Coordinating Interagency Integration

If you haven’t seen it on the WPR front page yet, give John Nagl’s and Brian Burton’s piece on the need for building civilian institutional capacity for counterinsurgency and nation-building operations a look. Obviously conflict zones are going to command a great deal of American attention and resources in the years ahead, and as Nagl and Burton make clear, unless civilian agencies adapt their training and institutional orientation, they will increasingly see their expertise farmed out to, or absorbed by, the military. As the article also makes clear, the necessary adaptation won’t take place until these agencies are funded and staffed to a level appropriate with their essential contributions to these kinds of interventions.

The piece emphasizes the need for more interagency “integration” of operations, but one question it leaves unanswered is who ultimately will play the overall coordinating role:

. . .The demands of large-scale counterinsurgency and reconstruction in Afghanistan and Iraq are increasingly clear: The United States must integrate civilian reconstruction expertise with military force in conflict zones. Ad hoc measures, like the establishment of the civil-military Provincial Reconstruction Teams in Afghanistan and Iraq, were an important step towards creating this capability but are an incomplete solution. Recent State Department-led initiatives, which include the establishment of the Civilian Response Corps as well as the Office of the Coordinator for Reconstruction and Stabilization (CRS) and the Interagency Counterinsurgency Initiative, represent an effort to establish effective civilian control of the political, economic, and social dimensions of nation-building operations.

One of the problems identified with the PRT’s is that, lacking any uniform command structure, they are essentially coordinated by the agency controlling the funding stream. More often than not these days, that’s the Pentagon.
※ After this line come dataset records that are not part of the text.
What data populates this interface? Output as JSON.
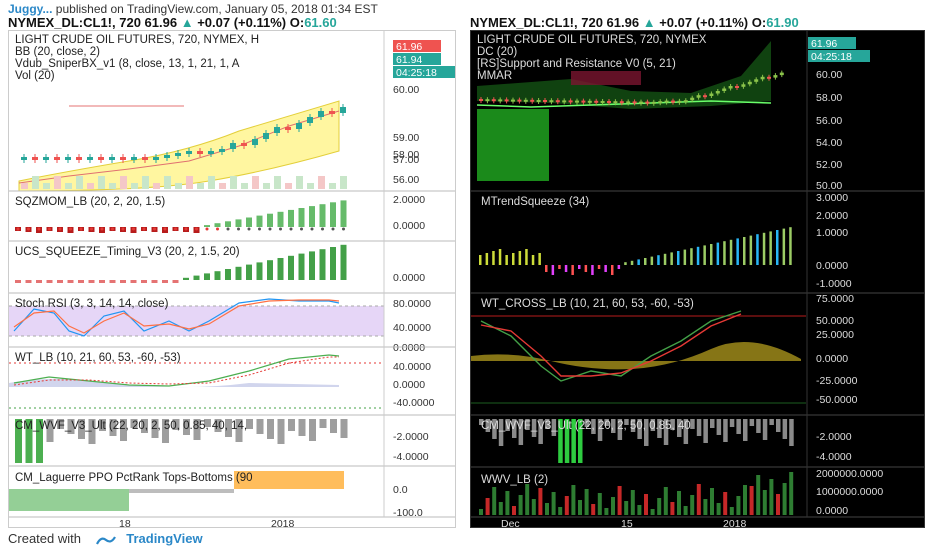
{
  "header": {
    "author": "Juggy...",
    "published": "published on TradingView.com, January 05, 2018 01:34 EST"
  },
  "left": {
    "symbol": "NYMEX_DL:CL1!, 720",
    "last": "61.96",
    "change": "+0.07 (+0.11%)",
    "open_label": "O:",
    "open_value": "61.60",
    "title": "LIGHT CRUDE OIL FUTURES, 720, NYMEX, H",
    "indicators": [
      "BB (20, close, 2)",
      "Vdub_SniperBX_v1 (8, close, 13, 1, 21, 1, A",
      "Vol (20)"
    ],
    "price_tags": [
      "61.96",
      "61.94",
      "04:25:18"
    ],
    "price_axis": [
      "60.00",
      "59.00",
      "58.00",
      "57.00",
      "56.00"
    ],
    "panes": [
      {
        "label": "SQZMOM_LB (20, 2, 20, 1.5)",
        "axis": [
          "2.0000",
          "0.0000"
        ]
      },
      {
        "label": "UCS_SQUEEZE_Timing_V3 (20, 2, 1.5, 20)",
        "axis": [
          "0.0000"
        ]
      },
      {
        "label": "Stoch RSI (3, 3, 14, 14, close)",
        "axis": [
          "80.0000",
          "40.0000",
          "0.0000"
        ]
      },
      {
        "label": "WT_LB (10, 21, 60, 53, -60, -53)",
        "axis": [
          "40.0000",
          "0.0000",
          "-40.0000"
        ]
      },
      {
        "label": "CM_WVF_V3_Ult (22, 20, 2, 50, 0.85, 40, 14,",
        "axis": [
          "-2.0000",
          "-4.0000"
        ]
      },
      {
        "label": "CM_Laguerre PPO PctRank Tops-Bottoms (90",
        "axis": [
          "0.0",
          "-100.0"
        ]
      }
    ],
    "time_axis": [
      "18",
      "2018"
    ]
  },
  "right": {
    "symbol": "NYMEX_DL:CL1!, 720",
    "last": "61.96",
    "change": "+0.07 (+0.11%)",
    "open_label": "O:",
    "open_value": "61.90",
    "title": "LIGHT CRUDE OIL FUTURES, 720, NYMEX",
    "indicators": [
      "DC (20)",
      "[RS]Support and Resistance V0 (5, 21)",
      "MMAR"
    ],
    "price_tags": [
      "61.96",
      "04:25:18"
    ],
    "price_axis": [
      "60.00",
      "58.00",
      "56.00",
      "54.00",
      "52.00",
      "50.00"
    ],
    "panes": [
      {
        "label": "MTrendSqueeze (34)",
        "axis": [
          "3.0000",
          "2.0000",
          "1.0000",
          "0.0000",
          "-1.0000"
        ]
      },
      {
        "label": "WT_CROSS_LB (10, 21, 60, 53, -60, -53)",
        "axis": [
          "75.0000",
          "50.0000",
          "25.0000",
          "0.0000",
          "-25.0000",
          "-50.0000"
        ]
      },
      {
        "label": "CM_WVF_V3_Ult (22, 20, 2, 50, 0.85, 40",
        "axis": [
          "-2.0000",
          "-4.0000"
        ]
      },
      {
        "label": "WWV_LB (2)",
        "axis": [
          "2000000.0000",
          "1000000.0000",
          "0.0000"
        ]
      }
    ],
    "time_axis": [
      "Dec",
      "15",
      "2018"
    ]
  },
  "footer": {
    "created_with": "Created with",
    "brand": "TradingView"
  },
  "colors": {
    "up": "#26a69a",
    "down": "#ef5350",
    "brand": "#2b88c8",
    "bb_fill": "#fff6a0",
    "squeeze_green": "#4caf50",
    "stoch_band": "#e6d6f7"
  }
}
As Nagl and Burton put it, the State Dept. initiative is only a first step. An overarching conceptual framework of how interagency integration functions might be a useful second one.